[Stored data]
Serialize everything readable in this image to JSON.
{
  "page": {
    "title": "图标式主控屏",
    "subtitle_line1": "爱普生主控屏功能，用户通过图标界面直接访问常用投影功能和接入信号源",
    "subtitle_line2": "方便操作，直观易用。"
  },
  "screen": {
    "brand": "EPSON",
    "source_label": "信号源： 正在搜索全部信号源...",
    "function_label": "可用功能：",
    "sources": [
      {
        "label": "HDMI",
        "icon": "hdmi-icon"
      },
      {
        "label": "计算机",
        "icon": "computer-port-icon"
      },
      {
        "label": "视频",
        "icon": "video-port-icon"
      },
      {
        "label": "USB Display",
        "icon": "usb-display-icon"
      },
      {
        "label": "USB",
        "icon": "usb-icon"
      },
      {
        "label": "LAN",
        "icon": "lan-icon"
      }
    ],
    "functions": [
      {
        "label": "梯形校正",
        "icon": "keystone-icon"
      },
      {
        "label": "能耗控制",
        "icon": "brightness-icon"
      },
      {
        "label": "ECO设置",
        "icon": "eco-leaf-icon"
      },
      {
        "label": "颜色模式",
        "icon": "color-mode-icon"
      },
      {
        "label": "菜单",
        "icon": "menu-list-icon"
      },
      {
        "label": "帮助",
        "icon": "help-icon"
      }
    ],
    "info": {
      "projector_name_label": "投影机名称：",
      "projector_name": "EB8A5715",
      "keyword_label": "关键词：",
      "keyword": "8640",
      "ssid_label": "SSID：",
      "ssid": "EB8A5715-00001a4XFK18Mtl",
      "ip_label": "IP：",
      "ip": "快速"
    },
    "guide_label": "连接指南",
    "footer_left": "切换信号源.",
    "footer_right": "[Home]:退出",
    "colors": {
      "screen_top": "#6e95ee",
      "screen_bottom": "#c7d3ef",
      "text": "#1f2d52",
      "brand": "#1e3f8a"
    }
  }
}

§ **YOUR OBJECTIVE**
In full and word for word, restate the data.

§ **REPLY TO THE EXERCISE**
Serialize everything readable in this image to JSON.
{
  "page": {
    "title": "图标式主控屏",
    "subtitle_line1": "爱普生主控屏功能，用户通过图标界面直接访问常用投影功能和接入信号源",
    "subtitle_line2": "方便操作，直观易用。"
  },
  "screen": {
    "brand": "EPSON",
    "source_label": "信号源： 正在搜索全部信号源...",
    "function_label": "可用功能：",
    "sources": [
      {
        "label": "HDMI",
        "icon": "hdmi-icon"
      },
      {
        "label": "计算机",
        "icon": "computer-port-icon"
      },
      {
        "label": "视频",
        "icon": "video-port-icon"
      },
      {
        "label": "USB Display",
        "icon": "usb-display-icon"
      },
      {
        "label": "USB",
        "icon": "usb-icon"
      },
      {
        "label": "LAN",
        "icon": "lan-icon"
      }
    ],
    "functions": [
      {
        "label": "梯形校正",
        "icon": "keystone-icon"
      },
      {
        "label": "能耗控制",
        "icon": "brightness-icon"
      },
      {
        "label": "ECO设置",
        "icon": "eco-leaf-icon"
      },
      {
        "label": "颜色模式",
        "icon": "color-mode-icon"
      },
      {
        "label": "菜单",
        "icon": "menu-list-icon"
      },
      {
        "label": "帮助",
        "icon": "help-icon"
      }
    ],
    "info": {
      "projector_name_label": "投影机名称：",
      "projector_name": "EB8A5715",
      "keyword_label": "关键词：",
      "keyword": "8640",
      "ssid_label": "SSID：",
      "ssid": "EB8A5715-00001a4XFK18Mtl",
      "ip_label": "IP：",
      "ip": "快速"
    },
    "guide_label": "连接指南",
    "footer_left": "切换信号源.",
    "footer_right": "[Home]:退出",
    "colors": {
      "screen_top": "#6e95ee",
      "screen_bottom": "#c7d3ef",
      "text": "#1f2d52",
      "brand": "#1e3f8a"
    }
  }
}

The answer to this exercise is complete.